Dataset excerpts
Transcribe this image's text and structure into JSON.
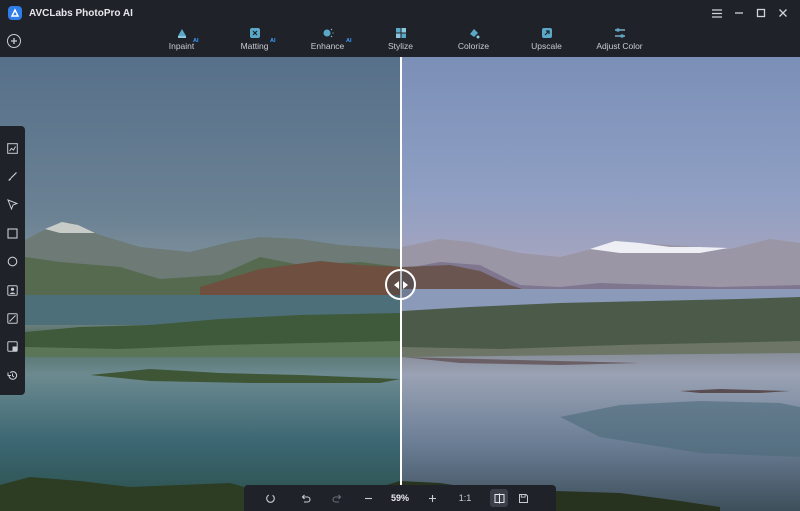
{
  "app": {
    "title": "AVCLabs PhotoPro AI"
  },
  "toolbar": {
    "items": [
      {
        "label": "Inpaint",
        "ai": "AI",
        "icon": "inpaint-icon"
      },
      {
        "label": "Matting",
        "ai": "AI",
        "icon": "matting-icon"
      },
      {
        "label": "Enhance",
        "ai": "AI",
        "icon": "enhance-icon"
      },
      {
        "label": "Stylize",
        "ai": "",
        "icon": "stylize-icon"
      },
      {
        "label": "Colorize",
        "ai": "",
        "icon": "colorize-icon"
      },
      {
        "label": "Upscale",
        "ai": "",
        "icon": "upscale-icon"
      },
      {
        "label": "Adjust Color",
        "ai": "",
        "icon": "adjust-color-icon"
      }
    ]
  },
  "sidebar": {
    "tools": [
      "stats-icon",
      "brush-icon",
      "pointer-icon",
      "rectangle-select-icon",
      "lasso-icon",
      "portrait-icon",
      "image-adjust-icon",
      "compare-icon",
      "history-icon"
    ]
  },
  "bottombar": {
    "zoom": "59%",
    "ratio": "1:1"
  },
  "colors": {
    "accent": "#2f7ee8",
    "ai_badge": "#3aa0ff",
    "chrome": "#1f2229"
  }
}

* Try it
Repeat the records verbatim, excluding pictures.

* Written solution
Transcribe this image's text and structure into JSON.
{
  "app": {
    "title": "AVCLabs PhotoPro AI"
  },
  "toolbar": {
    "items": [
      {
        "label": "Inpaint",
        "ai": "AI",
        "icon": "inpaint-icon"
      },
      {
        "label": "Matting",
        "ai": "AI",
        "icon": "matting-icon"
      },
      {
        "label": "Enhance",
        "ai": "AI",
        "icon": "enhance-icon"
      },
      {
        "label": "Stylize",
        "ai": "",
        "icon": "stylize-icon"
      },
      {
        "label": "Colorize",
        "ai": "",
        "icon": "colorize-icon"
      },
      {
        "label": "Upscale",
        "ai": "",
        "icon": "upscale-icon"
      },
      {
        "label": "Adjust Color",
        "ai": "",
        "icon": "adjust-color-icon"
      }
    ]
  },
  "sidebar": {
    "tools": [
      "stats-icon",
      "brush-icon",
      "pointer-icon",
      "rectangle-select-icon",
      "lasso-icon",
      "portrait-icon",
      "image-adjust-icon",
      "compare-icon",
      "history-icon"
    ]
  },
  "bottombar": {
    "zoom": "59%",
    "ratio": "1:1"
  },
  "colors": {
    "accent": "#2f7ee8",
    "ai_badge": "#3aa0ff",
    "chrome": "#1f2229"
  }
}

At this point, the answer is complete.